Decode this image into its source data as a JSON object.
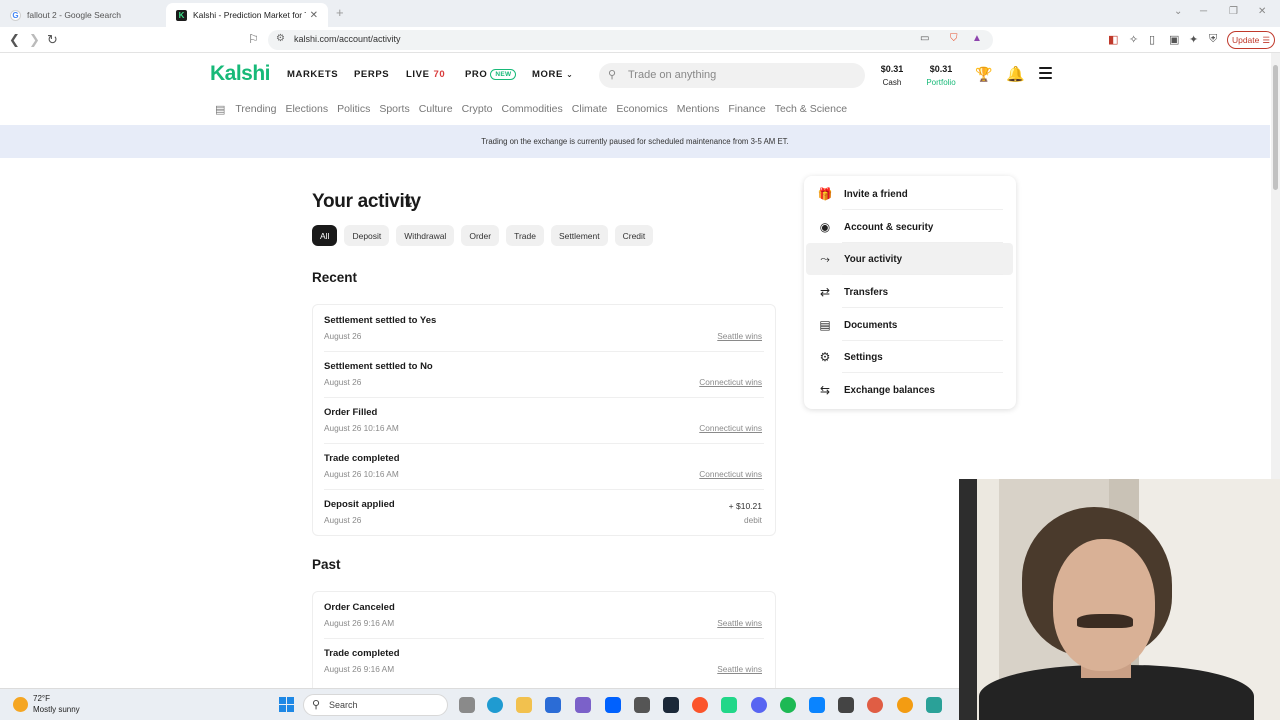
{
  "browser": {
    "tabs": [
      {
        "title": "fallout 2 - Google Search",
        "favicon": "G"
      },
      {
        "title": "Kalshi - Prediction Market for Tr",
        "favicon": "K"
      }
    ],
    "new_tab": "+",
    "url": "kalshi.com/account/activity",
    "update_label": "Update"
  },
  "header": {
    "logo": "Kalshi",
    "nav": {
      "markets": "MARKETS",
      "perps": "PERPS",
      "live": "LIVE",
      "live_count": "70",
      "pro": "PRO",
      "pro_badge": "NEW",
      "more": "MORE"
    },
    "search_placeholder": "Trade on anything",
    "cash_value": "$0.31",
    "cash_label": "Cash",
    "portfolio_value": "$0.31",
    "portfolio_label": "Portfolio"
  },
  "categories": [
    "Trending",
    "Elections",
    "Politics",
    "Sports",
    "Culture",
    "Crypto",
    "Commodities",
    "Climate",
    "Economics",
    "Mentions",
    "Finance",
    "Tech & Science"
  ],
  "banner": "Trading on the exchange is currently paused for scheduled maintenance from 3-5 AM ET.",
  "activity": {
    "title": "Your activity",
    "filters": [
      "All",
      "Deposit",
      "Withdrawal",
      "Order",
      "Trade",
      "Settlement",
      "Credit"
    ],
    "recent_title": "Recent",
    "recent": [
      {
        "title": "Settlement settled to Yes",
        "date": "August 26",
        "link": "Seattle wins"
      },
      {
        "title": "Settlement settled to No",
        "date": "August 26",
        "link": "Connecticut wins"
      },
      {
        "title": "Order Filled",
        "date": "August 26 10:16 AM",
        "link": "Connecticut wins"
      },
      {
        "title": "Trade completed",
        "date": "August 26 10:16 AM",
        "link": "Connecticut wins"
      },
      {
        "title": "Deposit applied",
        "date": "August 26",
        "amount": "+ $10.21",
        "sub": "debit"
      }
    ],
    "past_title": "Past",
    "past": [
      {
        "title": "Order Canceled",
        "date": "August 26 9:16 AM",
        "link": "Seattle wins"
      },
      {
        "title": "Trade completed",
        "date": "August 26 9:16 AM",
        "link": "Seattle wins"
      }
    ]
  },
  "menu": [
    {
      "label": "Invite a friend",
      "icon": "gift-icon",
      "glyph": "🎁"
    },
    {
      "label": "Account & security",
      "icon": "user-circle-icon",
      "glyph": "◉"
    },
    {
      "label": "Your activity",
      "icon": "activity-icon",
      "glyph": "⤳"
    },
    {
      "label": "Transfers",
      "icon": "transfer-icon",
      "glyph": "⇄"
    },
    {
      "label": "Documents",
      "icon": "document-icon",
      "glyph": "▤"
    },
    {
      "label": "Settings",
      "icon": "gear-icon",
      "glyph": "⚙"
    },
    {
      "label": "Exchange balances",
      "icon": "exchange-icon",
      "glyph": "⇆"
    }
  ],
  "menu_selected": "Your activity",
  "taskbar": {
    "temperature": "72°F",
    "weather": "Mostly sunny",
    "search_label": "Search"
  },
  "colors": {
    "brand": "#17b978",
    "live": "#d93b3b",
    "banner_bg": "#e7ecf8",
    "active_chip": "#1a1a1a"
  }
}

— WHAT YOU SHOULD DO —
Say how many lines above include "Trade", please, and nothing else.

— FINAL ANSWER —
4